  3. Attack execution: After creating simulations, they get executed against an organization’s network, systems, and applications. This step involves launching the simulations and observing how they interact with the target’s security infrastructure.
  4. Detection and response evaluation: As the simulations unfold, security teams monitor an organization’s security tools and processes to evaluate how well they detect and respond to the attacks. This step includes assessing the effectiveness of intrusion detection systems (IDSs), endpoint protection solutions, security information and event management (SIEM) platforms, and incident response procedures.
  5. Analysis and reporting: After completing the simulations, security teams analyze the results to identify strengths and weaknesses in an organization’s security posture. They generate reports detailing their findings, including insights into detected vulnerabilities, successful attack vectors, and areas for improvement.
  6. Remediation and improvement: Based on the findings from the analysis phase, security teams develop remediation strategies to address the vulnerabilities identified. This step may involve patching software, updating security configurations, enhancing security controls, providing additional staff training, and refining incident response procedures.
  7. Process repetition: A BAS is not a one-time activity but an ongoing process. Organizations should regularly conduct simulations to continuously evaluate and improve their security posture in the face of evolving threats and environmental changes.

How Does a Breach-and-Attack Simulation Differ from Attack Surface Management?

BAS and ASM are distinct but complementary approaches to cybersecurity testing and risk management.

Objective

BAS focuses on actively simulating cyber attacks and breaches to evaluate the effectiveness of an organization’s security defenses. It aims to identify vulnerabilities and weaknesses in a security infrastructure by mimicking the TTPs real-world threat actors employ.

ASM, meanwhile, focuses on identifying and managing a company’s attack surface. ASM tools typically provide visibility into its digital footprint, including assets, applications, services, and potential vulnerabilities.

Methodology

BAS involves actively launching cyber attack simulations against an organization’s systems and networks to assess security controls and incident response capabilities. It typically includes predefined attack scenarios and simulations designed to mimic real-world threats.

On the other hand, ASM involves continuously monitoring and analyzing a company’s attack surface to identify potential risks and vulnerabilities. It involves asset discovery, vulnerability assessment, and threat intelligence gathering to understand the scope and exposure of the attack surface.

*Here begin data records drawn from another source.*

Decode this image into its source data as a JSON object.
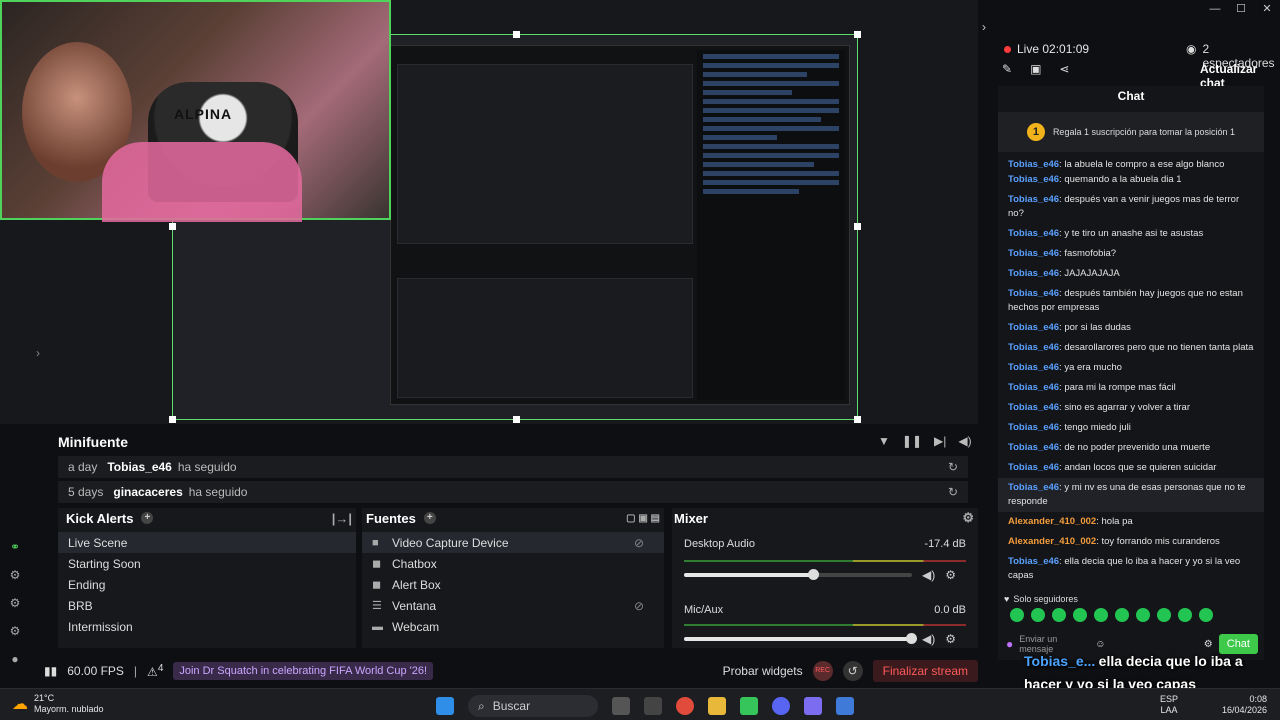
{
  "window": {
    "controls": [
      "—",
      "☐",
      "✕"
    ]
  },
  "preview": {
    "webcam_logo": "ALPINA",
    "nested_texts": [
      "Minifuente",
      "Kick Alerts",
      "Fuentes",
      "Mixer",
      "Live Scene",
      "Starting Soon",
      "Ending",
      "BRB",
      "Intermission",
      "Video Capture Device",
      "Chatbox",
      "Alert Box",
      "Ventana",
      "Webcam",
      "Desktop Audio",
      "Mic/Aux",
      "-17.4 dB",
      "0.0 dB",
      "60.00 FPS",
      "Probar widgets",
      "Finalizar stream",
      "Buscar"
    ]
  },
  "minifuente": {
    "title": "Minifuente",
    "events": [
      {
        "time": "a day",
        "user": "Tobias_e46",
        "action": "ha seguido"
      },
      {
        "time": "5 days",
        "user": "ginacaceres",
        "action": "ha seguido"
      }
    ]
  },
  "kick_alerts": {
    "title": "Kick Alerts",
    "scenes": [
      "Live Scene",
      "Starting Soon",
      "Ending",
      "BRB",
      "Intermission"
    ]
  },
  "fuentes": {
    "title": "Fuentes",
    "sources": [
      {
        "name": "Video Capture Device",
        "icon": "camera-icon"
      },
      {
        "name": "Chatbox",
        "icon": "chat-icon"
      },
      {
        "name": "Alert Box",
        "icon": "alert-icon"
      },
      {
        "name": "Ventana",
        "icon": "window-icon"
      },
      {
        "name": "Webcam",
        "icon": "folder-icon"
      }
    ]
  },
  "mixer": {
    "title": "Mixer",
    "channels": [
      {
        "name": "Desktop Audio",
        "db": "-17.4 dB",
        "level": 0.57
      },
      {
        "name": "Mic/Aux",
        "db": "0.0 dB",
        "level": 1.0
      }
    ]
  },
  "statusbar": {
    "fps": "60.00 FPS",
    "alerts_count": "4",
    "promo": "Join Dr Squatch in celebrating FIFA World Cup '26!",
    "test_widgets": "Probar widgets",
    "end_stream": "Finalizar stream",
    "rec": "REC"
  },
  "live": {
    "status": "Live 02:01:09",
    "viewers": "2 espectadores",
    "refresh_chat": "Actualizar chat"
  },
  "chat": {
    "title": "Chat",
    "gift_text": "Regala 1 suscripción para tomar la posición 1",
    "gift_rank": "1",
    "partial_top": "la abuela le compro a ese algo blanco",
    "messages": [
      {
        "user": "Tobias_e46",
        "text": "quemando a la abuela dia 1",
        "color": "#5aa0ff"
      },
      {
        "user": "Tobias_e46",
        "text": "después van a venir juegos mas de terror no?",
        "color": "#5aa0ff"
      },
      {
        "user": "Tobias_e46",
        "text": "y te tiro un anashe asi te asustas",
        "color": "#5aa0ff"
      },
      {
        "user": "Tobias_e46",
        "text": "fasmofobia?",
        "color": "#5aa0ff"
      },
      {
        "user": "Tobias_e46",
        "text": "JAJAJAJAJA",
        "color": "#5aa0ff"
      },
      {
        "user": "Tobias_e46",
        "text": "después también hay juegos que no estan hechos por empresas",
        "color": "#5aa0ff"
      },
      {
        "user": "Tobias_e46",
        "text": "por si las dudas",
        "color": "#5aa0ff"
      },
      {
        "user": "Tobias_e46",
        "text": "desarollarores pero que no tienen tanta plata",
        "color": "#5aa0ff"
      },
      {
        "user": "Tobias_e46",
        "text": "ya era mucho",
        "color": "#5aa0ff"
      },
      {
        "user": "Tobias_e46",
        "text": "para mi la rompe mas fácil",
        "color": "#5aa0ff"
      },
      {
        "user": "Tobias_e46",
        "text": "sino es agarrar y volver a tirar",
        "color": "#5aa0ff"
      },
      {
        "user": "Tobias_e46",
        "text": "tengo miedo juli",
        "color": "#5aa0ff"
      },
      {
        "user": "Tobias_e46",
        "text": "de no poder prevenido una muerte",
        "color": "#5aa0ff"
      },
      {
        "user": "Tobias_e46",
        "text": "andan locos que se quieren suicidar",
        "color": "#5aa0ff"
      },
      {
        "user": "Tobias_e46",
        "text": "y mi nv es una de esas personas que no te responde",
        "color": "#5aa0ff"
      },
      {
        "user": "Alexander_410_002",
        "text": "hola pa",
        "color": "#f39c3c"
      },
      {
        "user": "Alexander_410_002",
        "text": "toy forrando mis curanderos",
        "color": "#f39c3c"
      },
      {
        "user": "Tobias_e46",
        "text": "ella decia que lo iba a hacer y yo si la veo capas",
        "color": "#5aa0ff"
      }
    ],
    "followers_only": "Solo seguidores",
    "input_placeholder": "Enviar un mensaje",
    "send": "Chat"
  },
  "overlay": {
    "user": "Tobias_e...",
    "text": "ella decia que lo iba a hacer y yo si la veo capas"
  },
  "taskbar": {
    "weather_temp": "21°C",
    "weather_desc": "Mayorm. nublado",
    "search": "Buscar",
    "lang": "ESP",
    "region": "LAA",
    "time": "0:08",
    "date": "16/04/2026"
  }
}
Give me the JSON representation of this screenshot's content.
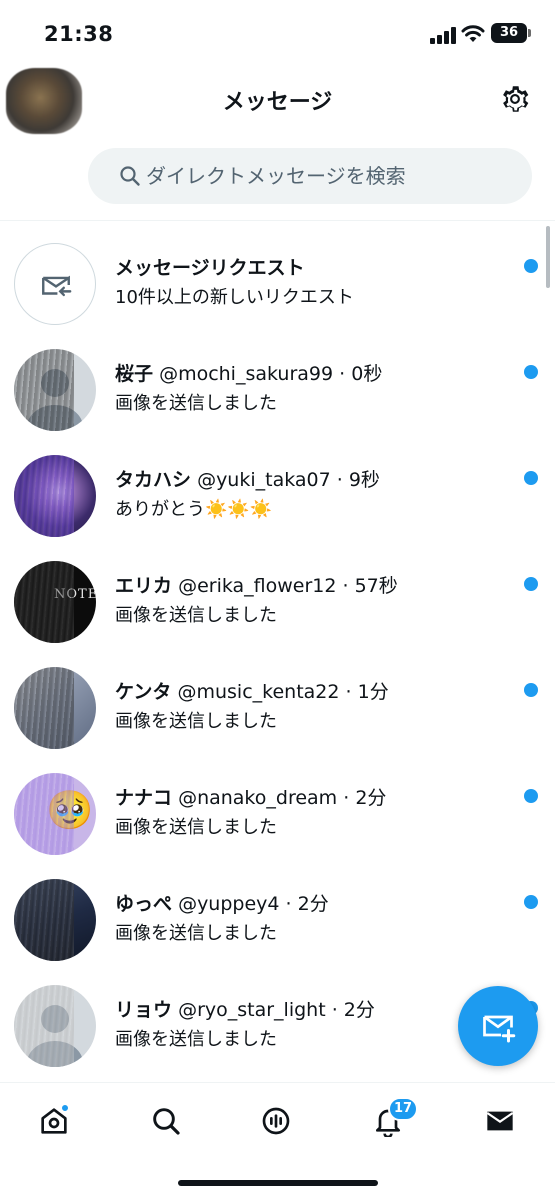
{
  "status_bar": {
    "time": "21:38",
    "battery": "36"
  },
  "header": {
    "title": "メッセージ",
    "settings_icon": "gear-icon"
  },
  "search": {
    "placeholder": "ダイレクトメッセージを検索"
  },
  "conversations": [
    {
      "kind": "request",
      "name": "メッセージリクエスト",
      "handle": "",
      "time": "",
      "preview": "10件以上の新しいリクエスト",
      "unread": true
    },
    {
      "name": "桜子",
      "handle": "@mochi_sakura99",
      "time": "0秒",
      "preview": "画像を送信しました",
      "unread": true
    },
    {
      "name": "タカハシ",
      "handle": "@yuki_taka07",
      "time": "9秒",
      "preview": "ありがとう",
      "preview_emoji": "☀️☀️☀️",
      "unread": true
    },
    {
      "name": "エリカ",
      "handle": "@erika_flower12",
      "time": "57秒",
      "preview": "画像を送信しました",
      "avatar_text": "NOTE",
      "unread": true
    },
    {
      "name": "ケンタ",
      "handle": "@music_kenta22",
      "time": "1分",
      "preview": "画像を送信しました",
      "unread": true
    },
    {
      "name": "ナナコ",
      "handle": "@nanako_dream",
      "time": "2分",
      "preview": "画像を送信しました",
      "avatar_emoji": "🥹",
      "unread": true
    },
    {
      "name": "ゆっぺ",
      "handle": "@yuppey4",
      "time": "2分",
      "preview": "画像を送信しました",
      "unread": true
    },
    {
      "name": "リョウ",
      "handle": "@ryo_star_light",
      "time": "2分",
      "preview": "画像を送信しました",
      "unread": true
    }
  ],
  "separator": " · ",
  "bottom_nav": {
    "items": [
      "home-icon",
      "search-icon",
      "spaces-icon",
      "bell-icon",
      "mail-icon"
    ],
    "notification_count": "17"
  },
  "colors": {
    "accent": "#1d9bf0",
    "text": "#0f1419",
    "muted": "#536471",
    "search_bg": "#eff3f4"
  }
}
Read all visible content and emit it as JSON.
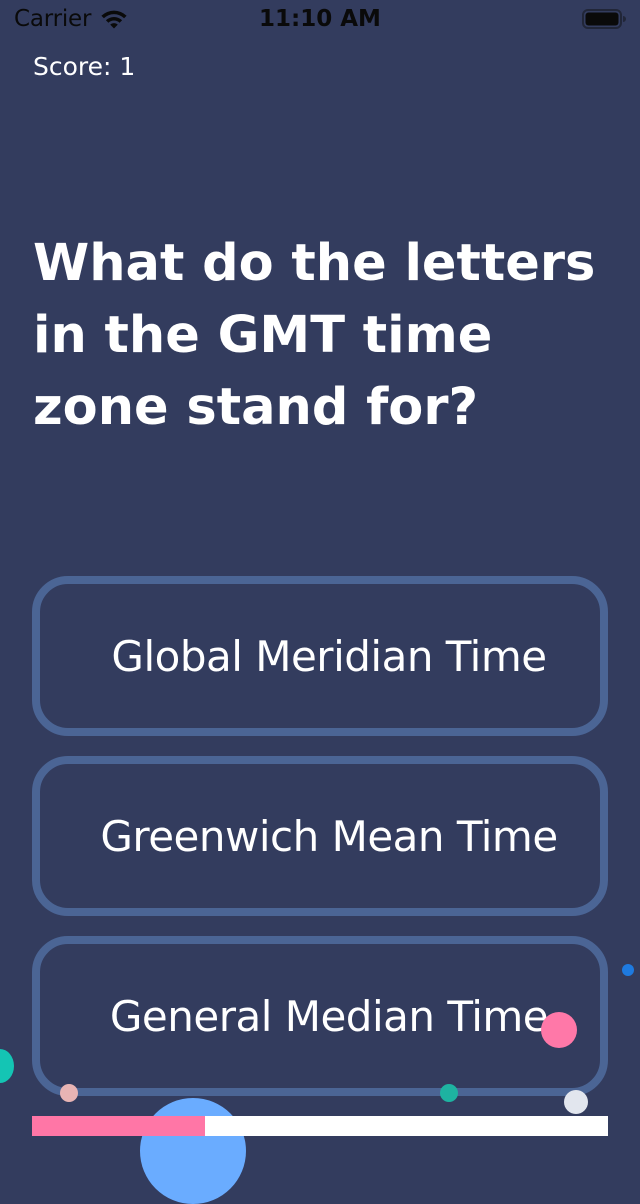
{
  "status_bar": {
    "carrier": "Carrier",
    "time": "11:10 AM",
    "wifi_icon": "wifi-icon",
    "battery_icon": "battery-icon"
  },
  "score": {
    "label": "Score: 1"
  },
  "question": {
    "text": "What do the letters in the GMT time zone stand for?"
  },
  "answers": [
    {
      "label": "Global Meridian Time"
    },
    {
      "label": "Greenwich Mean Time"
    },
    {
      "label": "General Median Time"
    }
  ],
  "progress": {
    "fraction": 0.3
  },
  "colors": {
    "background": "#333c5e",
    "answer_border": "#4b6595",
    "progress_fill": "#ff76a6",
    "progress_track": "#ffffff"
  }
}
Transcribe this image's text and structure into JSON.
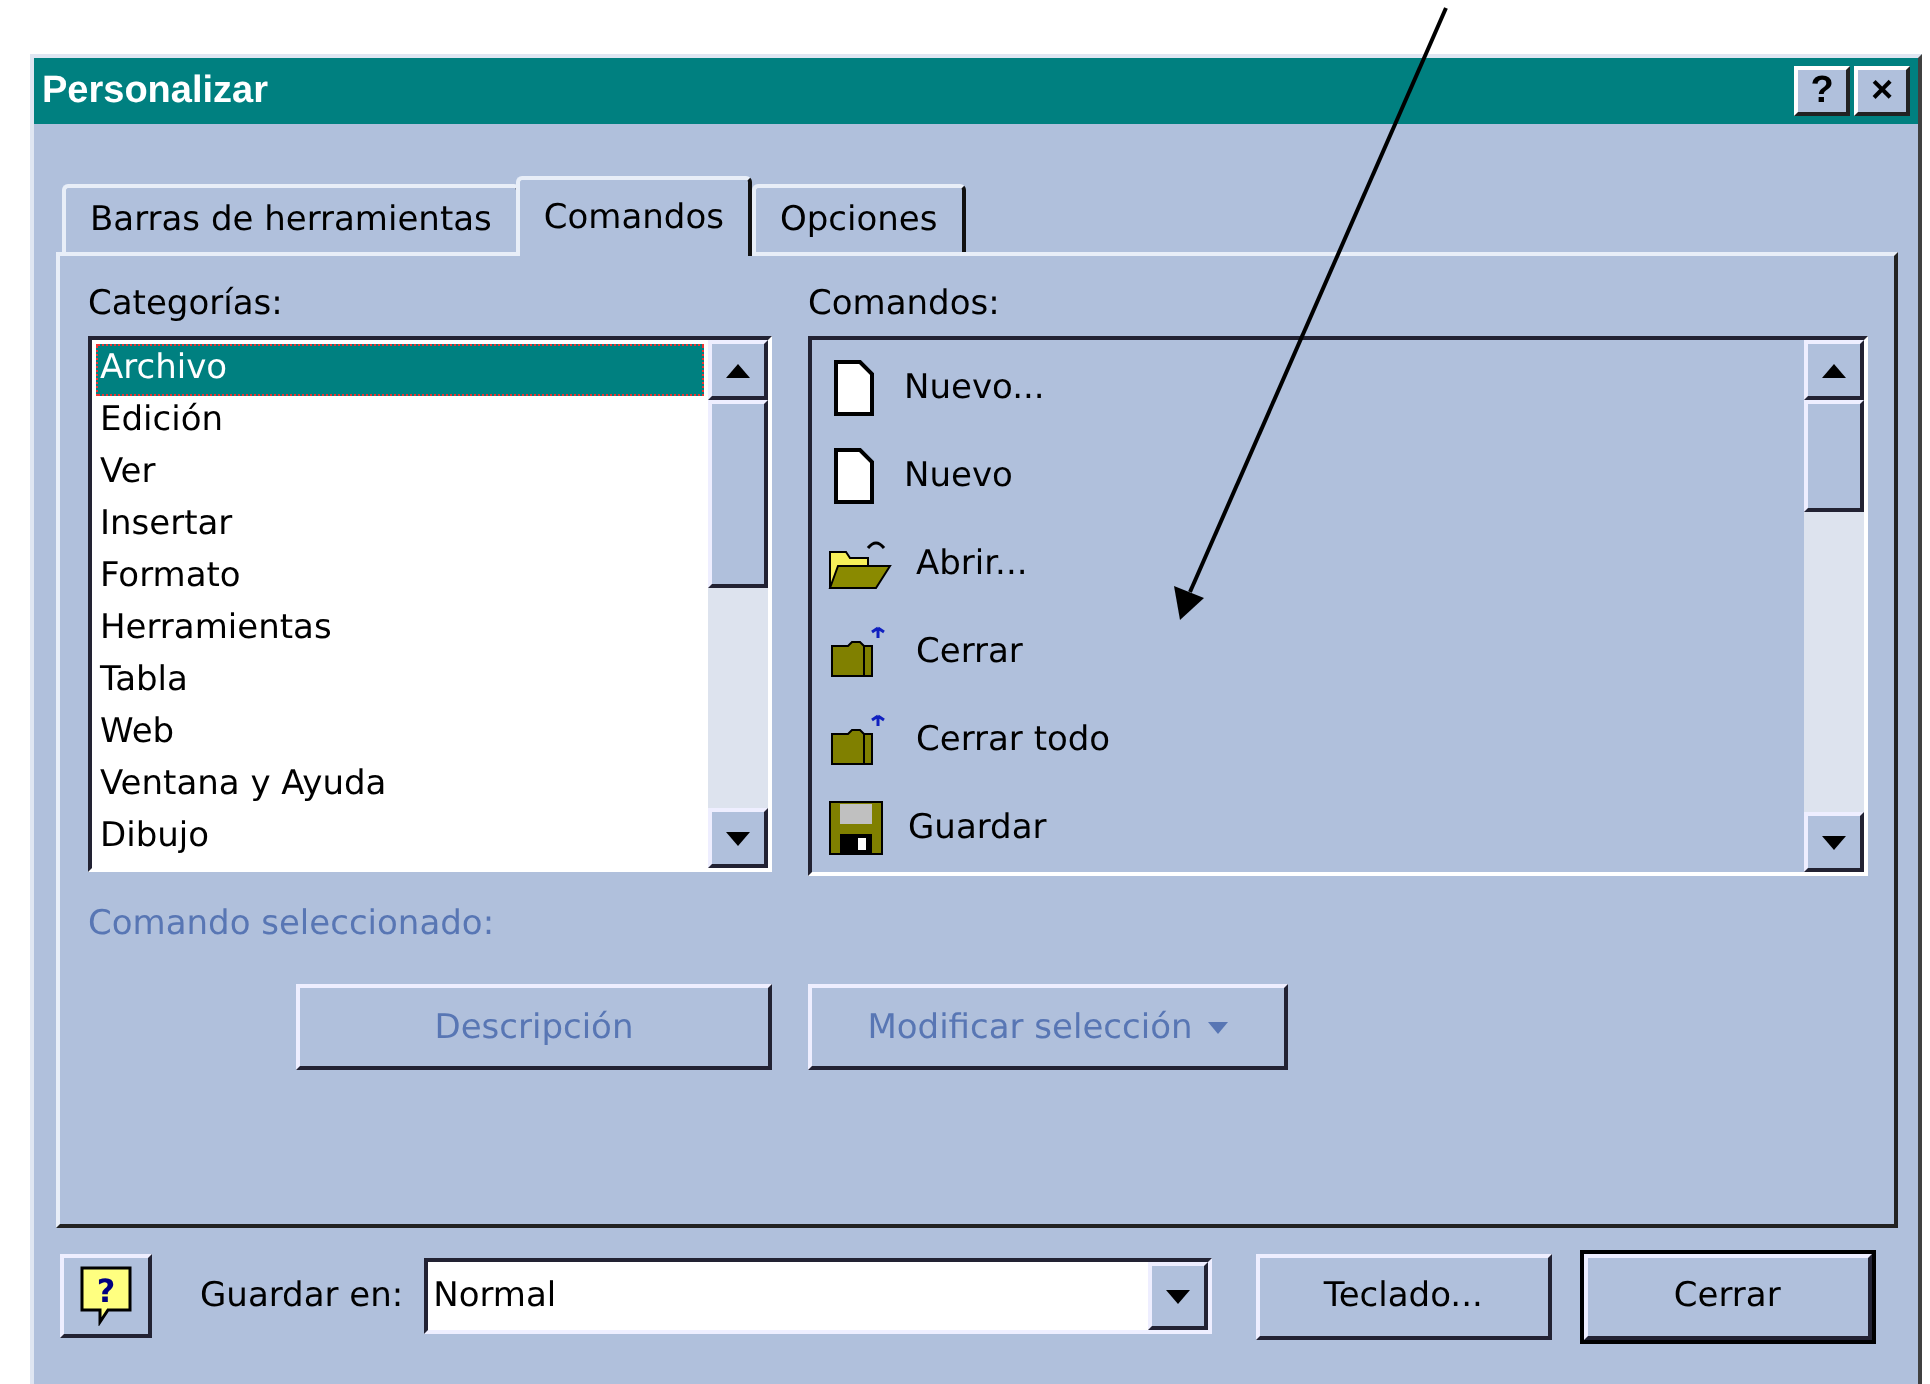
{
  "window": {
    "title": "Personalizar",
    "title_buttons": [
      {
        "label": "?"
      },
      {
        "label": "×"
      }
    ]
  },
  "tabs": [
    {
      "label": "Barras de herramientas",
      "selected": false
    },
    {
      "label": "Comandos",
      "selected": true
    },
    {
      "label": "Opciones",
      "selected": false
    }
  ],
  "categories": {
    "label": "Categorías:",
    "items": [
      {
        "label": "Archivo",
        "selected": true
      },
      {
        "label": "Edición",
        "selected": false
      },
      {
        "label": "Ver",
        "selected": false
      },
      {
        "label": "Insertar",
        "selected": false
      },
      {
        "label": "Formato",
        "selected": false
      },
      {
        "label": "Herramientas",
        "selected": false
      },
      {
        "label": "Tabla",
        "selected": false
      },
      {
        "label": "Web",
        "selected": false
      },
      {
        "label": "Ventana y Ayuda",
        "selected": false
      },
      {
        "label": "Dibujo",
        "selected": false
      }
    ]
  },
  "commands": {
    "label": "Comandos:",
    "items": [
      {
        "label": "Nuevo...",
        "kind": "page"
      },
      {
        "label": "Nuevo",
        "kind": "page"
      },
      {
        "label": "Abrir...",
        "kind": "open"
      },
      {
        "label": "Cerrar",
        "kind": "close"
      },
      {
        "label": "Cerrar todo",
        "kind": "close"
      },
      {
        "label": "Guardar",
        "kind": "save"
      }
    ]
  },
  "selected_command": {
    "label": "Comando seleccionado:",
    "disabled": true
  },
  "command_buttons": [
    {
      "label": "Descripción",
      "disabled": true,
      "dropdown": false
    },
    {
      "label": "Modificar selección",
      "disabled": true,
      "dropdown": true
    }
  ],
  "footer": {
    "help": {
      "label": "?"
    },
    "save_in": {
      "label": "Guardar en:",
      "value": "Normal"
    },
    "buttons": [
      {
        "label": "Teclado...",
        "default": false
      },
      {
        "label": "Cerrar",
        "default": true
      }
    ]
  }
}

Scope

BAS evaluates the effectiveness of security controls and incident response procedures by simulating cyber attacks across the entire kill chain—from initial infiltration to data exfiltration. It provides insights into an organization’s readiness to defend against and mitigate real-world threats.

ASM, meanwhile, focuses on understanding and managing a company’s attack surface by identifying and prioritizing potential risks and vulnerabilities. It provides visibility into the entity’s digital footprint and helps prioritize security efforts to reduce exposure to cyber threats.

Frequency

BAS is typically conducted periodically or on an ad hoc basis to assess an organization’s security posture and validate the effectiveness of its security controls. Depending on the company’s risk profile and compliance requirements, it may be performed quarterly, semi-annually, or annually.

ASM, on the other hand, involves ongoing monitoring and management of an organization’s attack surface. It provides real-time visibility into changes in its attack surface, including new assets, applications, and vulnerabilities, allowing the company to adapt its security posture accordingly.

Breach-and-Attack Simulation versus Attack Surface Management

By regularly conducting BASs, organizations can identify and address security gaps before threat actors exploit them, ultimately strengthening their overall cybersecurity posture.

Key Takeaways